Notes: This is an illustration of C.S Lewis’ third talk of the third radio series called ‘What Christians Believe’. This became Chapter 3 of Book 2, in the book called ‘Mere Christianity’. Notes below...
You can find the book here: http://www.amazon.com/Mere-Christianity-C-S-Lewis/dp/0060652926
(0:05) This radio talk was given in February 1942 during some of Britain's darkest days in WWII, with major cities having experienced a series of bombing blitzes and about to experience more. The Axis powers were at the zenith of their power. Step up to the microphone, C.S. Lewis... (This radio talk was the first to be heard by the American G.I.’s who arrived in Britain the week before).
(3:06) If you would like to think more about thought itself, see other doodles on the subject such as 'The Foundation of 20th Century thought' (https://www.youtube.com/watch?v=DH53uFBOGbw), and 'The Poison of Subjectivism' (https://www.youtube.com/watch?v=Lgcd6jvsCFs).
(6:27) At this time there was fuel rationing in wartime Britain. Many people tried to run their cars on alternatives to petrol – using different alcohols – and this inevitably failed as the engines overheated.
(8:03) In English folklore, John Barleycorn is a character who represents the crop of barley harvested each autumn. The character grew healthy and hale during the summer, was chopped down and slaughtered in his prime, and then processed into beer and whiskey so he lived once more. This ‘dying god' myth, copied into folklore from the patterns of nature, Lewis actually led C.S. Lewis to Christ - nature's Creator, as he explains here: https://youtu.be/Uv4kx2QP4UM?t=3m59s
(8:47) See John 10.30 (https://biblehub.com/john/10-30.htm), John 8.58 (https://biblehub.com/john/8-58.htm), Matt 9:2 (https://biblehub.com/matthew/9-2.htm), and Mark 14:62 (https://biblehub.com/mark/14-62.htm). Take a read of these chapters to see Jesus confronting hostile crowds, seeking to execute Him.
Jesus Christ - 'the Son of', 'One with', 'equal to', 'the image of', and 'the only way to' God, the Father.
(12:13) This shortened version of the argument “Divine, deluded or demonic” included another two non-Christian hypotheses, “defied by followers" or "dramatic literature/legend”, in Lewis' other writings.
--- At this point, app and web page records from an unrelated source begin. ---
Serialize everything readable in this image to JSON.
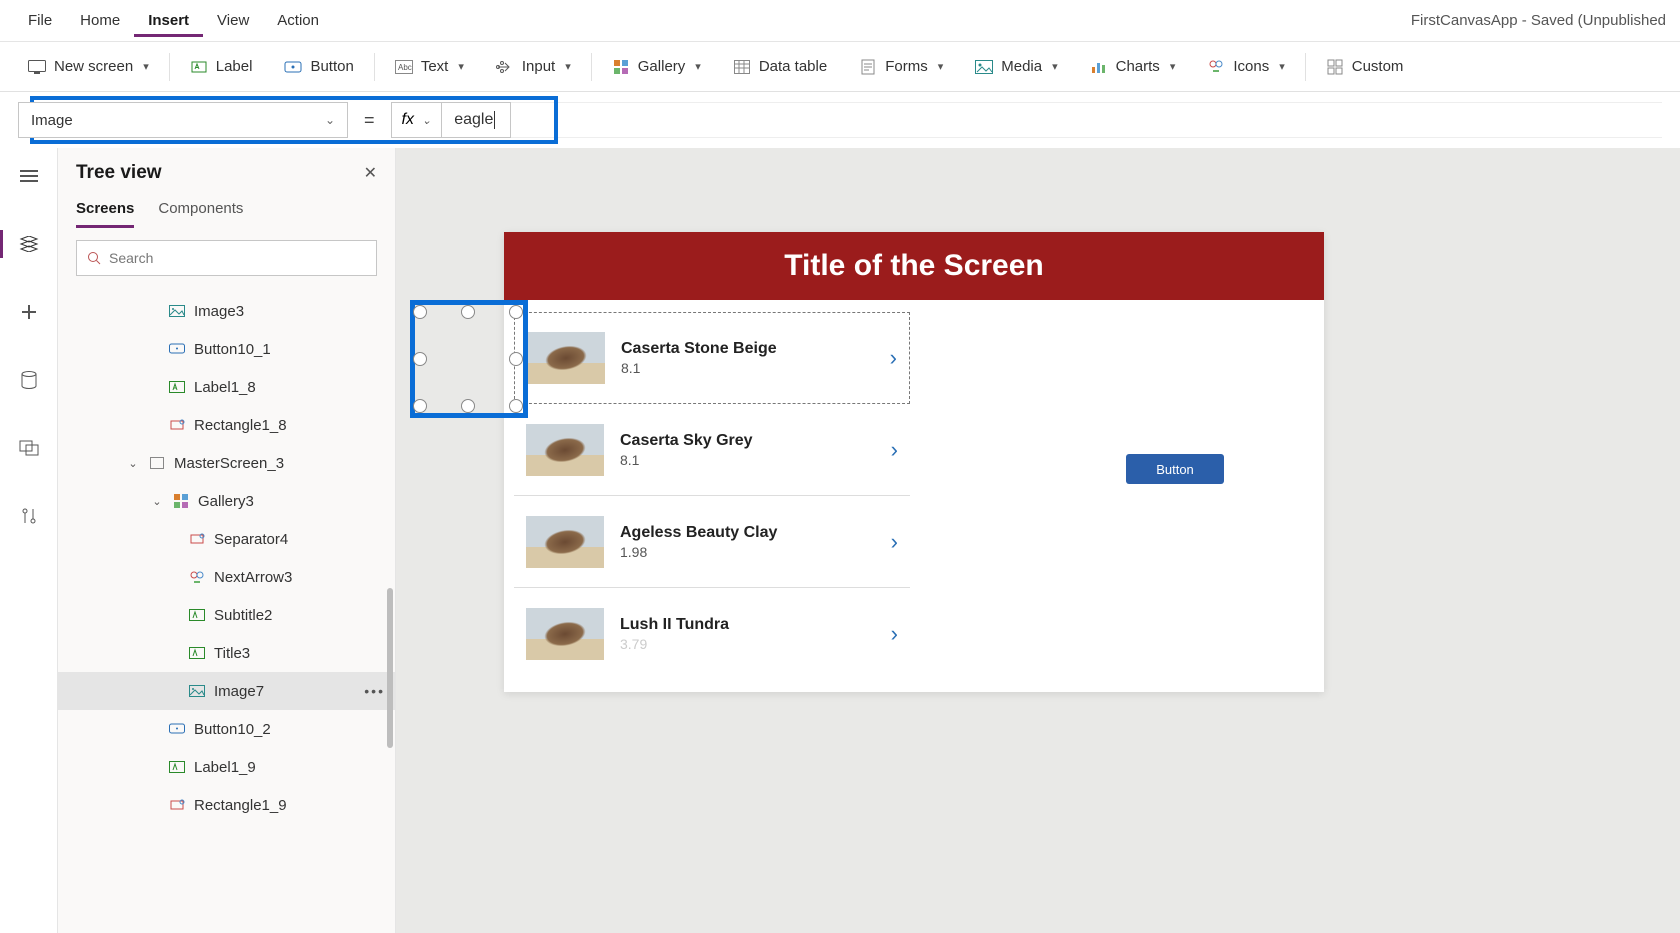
{
  "app_title": "FirstCanvasApp - Saved (Unpublished",
  "menu": {
    "file": "File",
    "home": "Home",
    "insert": "Insert",
    "view": "View",
    "action": "Action"
  },
  "ribbon": {
    "new_screen": "New screen",
    "label": "Label",
    "button": "Button",
    "text": "Text",
    "input": "Input",
    "gallery": "Gallery",
    "datatable": "Data table",
    "forms": "Forms",
    "media": "Media",
    "charts": "Charts",
    "icons": "Icons",
    "custom": "Custom"
  },
  "formula": {
    "property": "Image",
    "equals": "=",
    "fx": "fx",
    "value": "eagle"
  },
  "tree": {
    "title": "Tree view",
    "tab_screens": "Screens",
    "tab_components": "Components",
    "search_placeholder": "Search",
    "items": {
      "image3": "Image3",
      "button10_1": "Button10_1",
      "label1_8": "Label1_8",
      "rectangle1_8": "Rectangle1_8",
      "masterscreen3": "MasterScreen_3",
      "gallery3": "Gallery3",
      "separator4": "Separator4",
      "nextarrow3": "NextArrow3",
      "subtitle2": "Subtitle2",
      "title3": "Title3",
      "image7": "Image7",
      "button10_2": "Button10_2",
      "label1_9": "Label1_9",
      "rectangle1_9": "Rectangle1_9"
    }
  },
  "canvas": {
    "screen_title": "Title of the Screen",
    "button_label": "Button",
    "rows": [
      {
        "title": "Caserta Stone Beige",
        "sub": "8.1"
      },
      {
        "title": "Caserta Sky Grey",
        "sub": "8.1"
      },
      {
        "title": "Ageless Beauty Clay",
        "sub": "1.98"
      },
      {
        "title": "Lush II Tundra",
        "sub": "3.79"
      }
    ]
  }
}
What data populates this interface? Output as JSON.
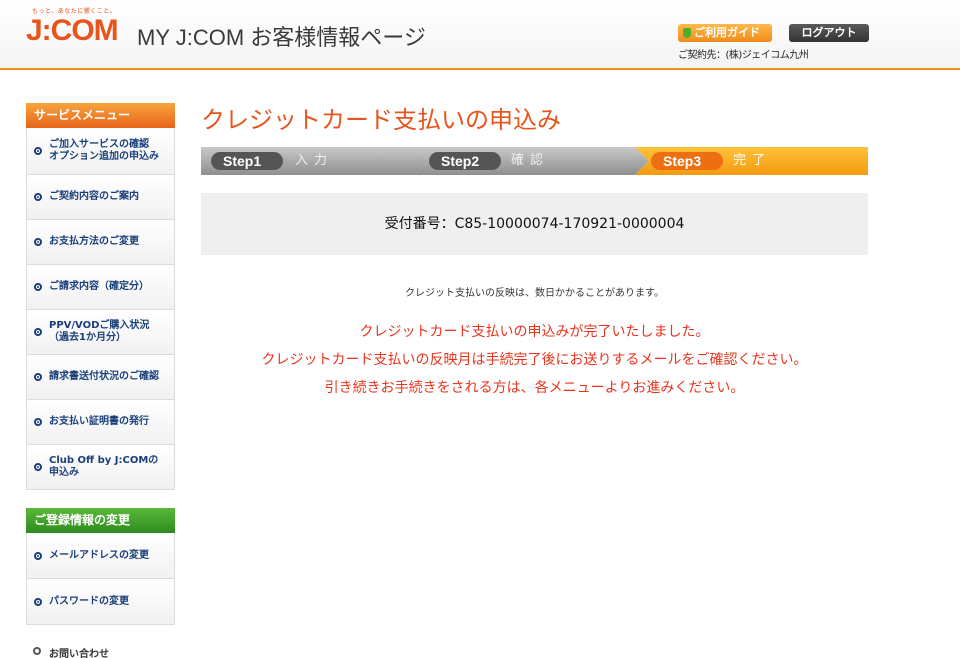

This armchair-psychologist's argument (that gospel writers were lunatics) and the literary non-scholar's argument (that the gospels were just novelettes) are usually based on unthinking atheistic assumptions that the existence of God or the miraculous is impossible based on "one of the sciences". Based on these assumptions, Jesus’ shocking acts or statements can not be true, and therefore some way, however implausible, is sought to remove or discredit the offending sayings and acts. However, these are not strong arguments in themselves without the false assumption fueling them and are based on ...